The novel flits between the hunter (Pendergast) and the hunted, with occasional glimpses into the lives of Pendergast’s old pals Vincent D’Agosta and Corrie Swanson (a Pendergast collaborator from an earlier Preston and Child effort, Still Life with Crows) as they both attempt to help their determined friend and do a little digging of their own into the situation.
Cold Vengeance is a continuation of Preston and Child’s efforts to dig deeper into their favorite hero’s past, something that was kept hidden for several books, and which the character himself often avoided discussing. It’s a successful effort, in part because it offers a refreshing change from the Pendergast who traveled the world solving random crimes, but also because it gives a glimpse into a different side of the character. So many authors are content with letting their thriller heroes languish in the same existence over two dozen novels, holding themselves with same air of indestructibility or in over their head enthusiasm. Preston and Child are daring enough to roll the dice with a Pendergast consumed by his mission, driven by his desire to not only find vengeance, but to find the truth. His cool exterior begins to crack in this book, and even though it’s always fun to see everyone’s favorite Southern aristocrat crime solver be a snooty cracker of jokes, it’s both refreshing and surprising to see him in a darker mode.
Though the character is changing, the old Preston and Child fun is still there.
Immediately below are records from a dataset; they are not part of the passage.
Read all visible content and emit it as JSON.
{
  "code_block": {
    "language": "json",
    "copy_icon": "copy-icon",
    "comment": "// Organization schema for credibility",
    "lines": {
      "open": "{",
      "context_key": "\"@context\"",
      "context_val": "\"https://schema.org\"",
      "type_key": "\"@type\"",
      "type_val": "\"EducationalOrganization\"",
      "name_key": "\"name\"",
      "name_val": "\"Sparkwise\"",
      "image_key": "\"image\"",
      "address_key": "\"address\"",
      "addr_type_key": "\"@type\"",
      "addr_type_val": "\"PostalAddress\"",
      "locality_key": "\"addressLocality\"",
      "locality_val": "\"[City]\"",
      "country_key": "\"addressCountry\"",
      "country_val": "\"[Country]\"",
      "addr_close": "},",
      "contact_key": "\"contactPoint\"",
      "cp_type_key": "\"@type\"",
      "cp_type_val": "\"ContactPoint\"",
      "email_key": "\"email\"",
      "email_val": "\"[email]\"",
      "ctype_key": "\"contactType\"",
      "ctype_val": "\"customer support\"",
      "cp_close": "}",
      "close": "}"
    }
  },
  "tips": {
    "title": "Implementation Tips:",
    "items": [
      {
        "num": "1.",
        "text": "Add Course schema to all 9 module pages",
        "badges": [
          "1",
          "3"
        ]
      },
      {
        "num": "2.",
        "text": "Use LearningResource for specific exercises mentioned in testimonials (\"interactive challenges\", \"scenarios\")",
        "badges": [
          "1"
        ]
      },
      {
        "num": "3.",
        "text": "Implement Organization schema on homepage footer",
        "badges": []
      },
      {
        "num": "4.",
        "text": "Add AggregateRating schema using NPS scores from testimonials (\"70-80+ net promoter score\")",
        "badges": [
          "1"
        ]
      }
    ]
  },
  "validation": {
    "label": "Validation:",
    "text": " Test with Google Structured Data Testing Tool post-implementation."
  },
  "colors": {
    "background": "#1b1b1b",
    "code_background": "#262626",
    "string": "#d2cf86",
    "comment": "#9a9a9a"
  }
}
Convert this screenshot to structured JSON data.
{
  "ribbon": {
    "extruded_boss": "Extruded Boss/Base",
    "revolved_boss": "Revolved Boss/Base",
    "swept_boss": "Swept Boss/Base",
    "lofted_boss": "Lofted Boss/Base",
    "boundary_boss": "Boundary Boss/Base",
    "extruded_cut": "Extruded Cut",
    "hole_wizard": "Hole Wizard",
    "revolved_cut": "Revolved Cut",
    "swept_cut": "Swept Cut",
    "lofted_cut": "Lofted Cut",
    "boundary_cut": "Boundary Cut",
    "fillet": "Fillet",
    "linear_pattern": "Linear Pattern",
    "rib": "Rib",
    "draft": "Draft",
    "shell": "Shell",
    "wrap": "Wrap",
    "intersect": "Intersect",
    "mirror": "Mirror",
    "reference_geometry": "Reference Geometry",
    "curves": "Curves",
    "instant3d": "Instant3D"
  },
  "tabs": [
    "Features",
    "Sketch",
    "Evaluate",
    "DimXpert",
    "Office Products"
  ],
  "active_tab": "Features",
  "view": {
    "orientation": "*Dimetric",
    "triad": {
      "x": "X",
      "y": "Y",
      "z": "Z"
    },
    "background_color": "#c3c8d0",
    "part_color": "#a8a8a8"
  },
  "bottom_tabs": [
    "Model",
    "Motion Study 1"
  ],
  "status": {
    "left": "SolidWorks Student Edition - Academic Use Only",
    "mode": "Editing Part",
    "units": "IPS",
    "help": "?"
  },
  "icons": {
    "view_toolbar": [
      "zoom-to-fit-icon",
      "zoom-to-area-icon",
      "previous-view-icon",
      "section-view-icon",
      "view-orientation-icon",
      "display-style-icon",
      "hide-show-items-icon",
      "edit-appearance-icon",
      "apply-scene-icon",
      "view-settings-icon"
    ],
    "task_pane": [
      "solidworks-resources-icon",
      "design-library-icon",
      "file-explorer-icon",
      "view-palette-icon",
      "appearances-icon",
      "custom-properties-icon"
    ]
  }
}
The authors keep everything hurtling forward at a breathless pace, making this yet another of their books to keep you reading late into the night. And by the end, you’ll only want more.
Preston and Child’s books are seen by too many readers as a kind of guilty pleasure, as something they read to escape from more sensible books. But they shouldn’t be, because despite over the top concepts and superhuman characters, they’re still among the best thrillers you can find.